Other cervical cancer types

Sometimes, cervical cancer cells can feature characteristics of both squamous cell carcinoma and adenocarcinoma. Such cancers would be designated as “adenosquamous carcinomas” or “mixed carcinomas.”

It is possible for other types of cancer, such as melanoma, lymphoma or sarcoma, to develop in the cervix, but this is very rare.

What are “pre-cancers”?

The onset of cervical cancer is not usually sudden; rather, the healthy cervix cells gradually begin to show precancerous changes that could eventually become cancer. It is called cervical intraepithelial neoplasia. While precancerous cells sometimes go away on their own without any treatment, there are other times that they become true cancers.

Precancerous changes are detectable with a standard cervical cancer screening test, and treating any discovered pre-cancers can effectively prevent almost all types of cervical cancer.

Cervical cancer treatment at Moffitt Cancer Center

All types of cervical cancer are treated at Moffitt’s world-class gynecological clinic.

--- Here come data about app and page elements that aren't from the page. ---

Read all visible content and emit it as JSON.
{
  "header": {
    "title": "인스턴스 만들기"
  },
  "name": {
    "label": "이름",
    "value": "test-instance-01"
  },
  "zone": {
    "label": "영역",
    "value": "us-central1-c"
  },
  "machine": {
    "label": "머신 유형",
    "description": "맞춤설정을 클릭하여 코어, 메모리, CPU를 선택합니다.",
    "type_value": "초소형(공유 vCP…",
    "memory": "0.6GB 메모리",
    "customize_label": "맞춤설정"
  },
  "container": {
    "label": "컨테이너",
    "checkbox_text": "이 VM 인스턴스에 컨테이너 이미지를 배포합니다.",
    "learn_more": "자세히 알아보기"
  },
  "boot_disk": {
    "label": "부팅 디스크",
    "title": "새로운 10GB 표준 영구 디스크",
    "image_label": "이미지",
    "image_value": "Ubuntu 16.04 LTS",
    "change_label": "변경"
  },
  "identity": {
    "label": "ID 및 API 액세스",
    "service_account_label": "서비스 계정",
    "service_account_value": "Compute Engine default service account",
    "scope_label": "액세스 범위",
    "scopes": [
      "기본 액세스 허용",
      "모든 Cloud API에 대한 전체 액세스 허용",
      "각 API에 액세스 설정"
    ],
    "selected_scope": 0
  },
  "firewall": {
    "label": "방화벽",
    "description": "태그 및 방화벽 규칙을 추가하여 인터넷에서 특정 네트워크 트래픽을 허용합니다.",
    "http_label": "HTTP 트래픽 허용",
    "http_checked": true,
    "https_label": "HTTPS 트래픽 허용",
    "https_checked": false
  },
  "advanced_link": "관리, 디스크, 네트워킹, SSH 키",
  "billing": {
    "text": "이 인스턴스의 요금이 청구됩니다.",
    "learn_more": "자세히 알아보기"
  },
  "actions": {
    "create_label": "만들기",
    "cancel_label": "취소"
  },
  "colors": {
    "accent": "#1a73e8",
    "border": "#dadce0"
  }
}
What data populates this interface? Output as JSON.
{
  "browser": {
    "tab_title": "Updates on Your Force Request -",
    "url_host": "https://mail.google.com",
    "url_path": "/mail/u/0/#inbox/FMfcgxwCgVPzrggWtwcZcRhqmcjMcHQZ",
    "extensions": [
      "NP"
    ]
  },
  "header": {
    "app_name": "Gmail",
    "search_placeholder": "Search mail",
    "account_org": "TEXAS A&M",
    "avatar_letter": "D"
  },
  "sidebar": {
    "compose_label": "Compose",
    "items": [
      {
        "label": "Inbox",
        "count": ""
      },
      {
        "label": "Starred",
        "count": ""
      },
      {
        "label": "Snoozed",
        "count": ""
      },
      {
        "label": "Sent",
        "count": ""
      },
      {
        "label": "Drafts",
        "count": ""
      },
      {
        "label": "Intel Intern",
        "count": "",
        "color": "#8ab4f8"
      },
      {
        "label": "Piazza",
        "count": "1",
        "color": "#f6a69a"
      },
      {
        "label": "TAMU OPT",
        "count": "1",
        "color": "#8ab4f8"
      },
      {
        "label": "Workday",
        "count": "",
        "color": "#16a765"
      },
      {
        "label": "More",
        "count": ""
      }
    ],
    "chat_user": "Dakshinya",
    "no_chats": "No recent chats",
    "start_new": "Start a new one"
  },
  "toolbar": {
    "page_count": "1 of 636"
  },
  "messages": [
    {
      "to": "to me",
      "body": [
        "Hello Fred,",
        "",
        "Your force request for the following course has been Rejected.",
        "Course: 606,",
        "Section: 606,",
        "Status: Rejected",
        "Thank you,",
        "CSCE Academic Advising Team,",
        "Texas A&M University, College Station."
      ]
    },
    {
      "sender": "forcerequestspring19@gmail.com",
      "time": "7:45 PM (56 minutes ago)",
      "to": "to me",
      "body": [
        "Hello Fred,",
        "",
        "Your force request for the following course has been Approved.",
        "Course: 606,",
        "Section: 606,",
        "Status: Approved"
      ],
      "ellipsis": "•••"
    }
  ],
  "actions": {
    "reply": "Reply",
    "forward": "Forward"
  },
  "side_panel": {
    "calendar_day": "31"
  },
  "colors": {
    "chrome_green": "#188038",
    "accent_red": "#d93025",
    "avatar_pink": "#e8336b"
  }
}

Our multispecialty team develops individualized treatment plans for our patients, taking into account their unique cancers, as well as their specific needs and preferences. Plus, as a National Cancer Institute-designated Comprehensive Cancer Center, Moffitt can grant patients access to groundbreaking treatment options through our robust clinical trials program.

To learn more about the types of cervical cancer, or to consult with a Moffitt oncologist specializing in cervical cancer diagnosis and treatment, call 1-888-663-3488 or complete our new patient registration form online. No referrals are required.